Data about app and page elements:

= Beginning of Section =

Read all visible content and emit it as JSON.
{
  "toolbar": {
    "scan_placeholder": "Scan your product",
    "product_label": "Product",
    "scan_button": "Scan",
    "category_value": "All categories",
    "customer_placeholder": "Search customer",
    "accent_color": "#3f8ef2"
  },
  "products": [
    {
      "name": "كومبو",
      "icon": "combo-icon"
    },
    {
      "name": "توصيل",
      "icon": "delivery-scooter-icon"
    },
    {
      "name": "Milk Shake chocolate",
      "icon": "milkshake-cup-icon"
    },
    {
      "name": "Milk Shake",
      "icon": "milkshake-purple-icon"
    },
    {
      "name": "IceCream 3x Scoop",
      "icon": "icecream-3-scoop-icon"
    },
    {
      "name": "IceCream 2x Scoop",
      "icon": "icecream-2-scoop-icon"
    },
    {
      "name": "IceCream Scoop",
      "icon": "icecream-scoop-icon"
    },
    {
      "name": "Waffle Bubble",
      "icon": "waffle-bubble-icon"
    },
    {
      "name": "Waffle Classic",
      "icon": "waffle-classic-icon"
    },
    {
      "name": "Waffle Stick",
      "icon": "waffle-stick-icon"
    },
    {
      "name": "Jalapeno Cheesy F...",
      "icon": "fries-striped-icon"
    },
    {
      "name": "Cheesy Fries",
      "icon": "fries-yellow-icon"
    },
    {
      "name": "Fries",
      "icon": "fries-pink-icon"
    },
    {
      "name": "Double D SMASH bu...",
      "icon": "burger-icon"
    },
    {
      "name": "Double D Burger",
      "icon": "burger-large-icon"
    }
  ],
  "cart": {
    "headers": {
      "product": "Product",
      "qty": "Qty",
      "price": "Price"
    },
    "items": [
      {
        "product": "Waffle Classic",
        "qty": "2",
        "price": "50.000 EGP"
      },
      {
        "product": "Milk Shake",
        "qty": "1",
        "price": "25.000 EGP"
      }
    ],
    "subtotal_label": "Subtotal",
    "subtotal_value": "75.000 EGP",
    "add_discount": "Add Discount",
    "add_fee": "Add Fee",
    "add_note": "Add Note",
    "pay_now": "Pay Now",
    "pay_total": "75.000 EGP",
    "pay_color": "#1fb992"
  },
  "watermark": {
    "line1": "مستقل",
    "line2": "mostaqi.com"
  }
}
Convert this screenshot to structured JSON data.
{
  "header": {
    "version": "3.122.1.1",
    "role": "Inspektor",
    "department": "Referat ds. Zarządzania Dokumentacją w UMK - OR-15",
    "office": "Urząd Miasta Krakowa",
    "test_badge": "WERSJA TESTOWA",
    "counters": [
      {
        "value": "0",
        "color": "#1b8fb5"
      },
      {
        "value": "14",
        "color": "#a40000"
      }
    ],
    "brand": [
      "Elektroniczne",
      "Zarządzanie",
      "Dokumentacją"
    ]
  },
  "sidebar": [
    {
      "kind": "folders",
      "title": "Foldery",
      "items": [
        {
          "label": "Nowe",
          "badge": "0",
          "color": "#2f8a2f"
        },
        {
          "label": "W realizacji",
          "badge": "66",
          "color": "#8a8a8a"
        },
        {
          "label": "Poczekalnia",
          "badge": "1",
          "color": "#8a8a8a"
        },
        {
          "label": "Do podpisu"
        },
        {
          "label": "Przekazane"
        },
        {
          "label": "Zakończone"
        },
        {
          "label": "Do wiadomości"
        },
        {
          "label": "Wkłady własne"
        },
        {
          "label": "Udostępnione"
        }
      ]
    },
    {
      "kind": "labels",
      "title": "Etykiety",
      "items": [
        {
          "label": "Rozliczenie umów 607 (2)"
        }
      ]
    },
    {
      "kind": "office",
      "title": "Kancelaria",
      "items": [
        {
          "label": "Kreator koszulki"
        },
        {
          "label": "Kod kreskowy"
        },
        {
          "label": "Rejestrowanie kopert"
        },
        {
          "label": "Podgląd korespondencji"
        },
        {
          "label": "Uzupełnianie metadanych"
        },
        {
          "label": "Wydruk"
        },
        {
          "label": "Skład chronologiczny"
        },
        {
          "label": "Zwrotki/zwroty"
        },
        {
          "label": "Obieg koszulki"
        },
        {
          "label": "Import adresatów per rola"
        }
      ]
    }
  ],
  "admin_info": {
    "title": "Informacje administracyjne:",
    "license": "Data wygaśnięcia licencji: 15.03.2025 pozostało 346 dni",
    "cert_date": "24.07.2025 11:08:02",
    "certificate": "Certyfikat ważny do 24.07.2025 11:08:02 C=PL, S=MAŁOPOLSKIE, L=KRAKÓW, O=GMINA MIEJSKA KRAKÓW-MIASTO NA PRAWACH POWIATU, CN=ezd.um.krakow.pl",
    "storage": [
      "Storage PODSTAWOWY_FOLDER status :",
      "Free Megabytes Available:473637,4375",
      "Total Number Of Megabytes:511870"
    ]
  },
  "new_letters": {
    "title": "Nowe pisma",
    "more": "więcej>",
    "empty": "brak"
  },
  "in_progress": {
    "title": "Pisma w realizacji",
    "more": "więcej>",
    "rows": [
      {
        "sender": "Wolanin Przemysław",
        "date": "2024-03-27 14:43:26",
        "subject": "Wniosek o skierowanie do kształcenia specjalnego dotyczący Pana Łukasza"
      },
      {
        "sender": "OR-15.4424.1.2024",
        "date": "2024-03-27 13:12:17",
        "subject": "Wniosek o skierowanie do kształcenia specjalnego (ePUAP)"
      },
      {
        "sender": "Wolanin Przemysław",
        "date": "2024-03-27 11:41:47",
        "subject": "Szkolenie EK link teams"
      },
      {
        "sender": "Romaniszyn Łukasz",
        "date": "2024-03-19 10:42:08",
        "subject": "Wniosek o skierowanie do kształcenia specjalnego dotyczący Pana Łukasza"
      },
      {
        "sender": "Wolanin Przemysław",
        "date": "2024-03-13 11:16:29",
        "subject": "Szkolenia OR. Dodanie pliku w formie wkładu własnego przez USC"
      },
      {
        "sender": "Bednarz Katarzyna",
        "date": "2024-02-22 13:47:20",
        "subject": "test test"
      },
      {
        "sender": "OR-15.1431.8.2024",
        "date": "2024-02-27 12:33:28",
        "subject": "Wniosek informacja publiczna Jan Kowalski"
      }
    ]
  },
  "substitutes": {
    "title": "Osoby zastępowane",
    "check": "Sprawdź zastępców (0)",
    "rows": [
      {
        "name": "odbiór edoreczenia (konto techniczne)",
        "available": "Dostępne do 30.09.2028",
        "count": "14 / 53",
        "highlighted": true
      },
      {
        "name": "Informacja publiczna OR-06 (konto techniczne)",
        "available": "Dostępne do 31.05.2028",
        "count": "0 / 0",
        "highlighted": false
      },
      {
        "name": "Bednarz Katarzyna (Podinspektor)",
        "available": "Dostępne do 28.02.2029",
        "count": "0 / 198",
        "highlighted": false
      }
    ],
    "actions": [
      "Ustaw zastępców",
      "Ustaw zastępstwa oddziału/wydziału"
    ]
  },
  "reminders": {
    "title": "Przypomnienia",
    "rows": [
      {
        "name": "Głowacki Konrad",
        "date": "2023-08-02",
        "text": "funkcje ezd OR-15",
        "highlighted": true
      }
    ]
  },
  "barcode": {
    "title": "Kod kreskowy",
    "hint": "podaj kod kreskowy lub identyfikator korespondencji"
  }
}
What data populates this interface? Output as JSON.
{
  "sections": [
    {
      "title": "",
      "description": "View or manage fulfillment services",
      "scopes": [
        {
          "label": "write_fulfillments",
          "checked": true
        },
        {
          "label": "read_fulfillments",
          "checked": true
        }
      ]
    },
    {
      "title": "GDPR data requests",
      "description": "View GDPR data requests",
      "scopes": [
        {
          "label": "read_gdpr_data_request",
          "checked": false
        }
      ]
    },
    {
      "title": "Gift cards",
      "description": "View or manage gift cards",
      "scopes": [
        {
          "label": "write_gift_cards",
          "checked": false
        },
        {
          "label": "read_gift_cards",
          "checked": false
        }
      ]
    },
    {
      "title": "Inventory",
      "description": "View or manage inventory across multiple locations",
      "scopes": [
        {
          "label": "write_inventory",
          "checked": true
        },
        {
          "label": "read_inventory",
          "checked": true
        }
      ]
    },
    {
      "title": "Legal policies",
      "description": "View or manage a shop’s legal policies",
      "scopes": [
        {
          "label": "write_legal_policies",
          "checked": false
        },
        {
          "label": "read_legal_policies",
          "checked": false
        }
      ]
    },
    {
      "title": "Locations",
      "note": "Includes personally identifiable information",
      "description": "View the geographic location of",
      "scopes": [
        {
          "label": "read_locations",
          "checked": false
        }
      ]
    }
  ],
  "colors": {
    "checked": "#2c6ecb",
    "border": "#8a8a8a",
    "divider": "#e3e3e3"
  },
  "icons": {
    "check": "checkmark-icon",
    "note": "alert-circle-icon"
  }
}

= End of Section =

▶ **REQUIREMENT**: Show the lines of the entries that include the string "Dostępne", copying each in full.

▶ **SOLUTION FOR THIS PROBLEM**:
        "available": "Dostępne do 30.09.2028",
        "available": "Dostępne do 31.05.2028",
        "available": "Dostępne do 28.02.2029",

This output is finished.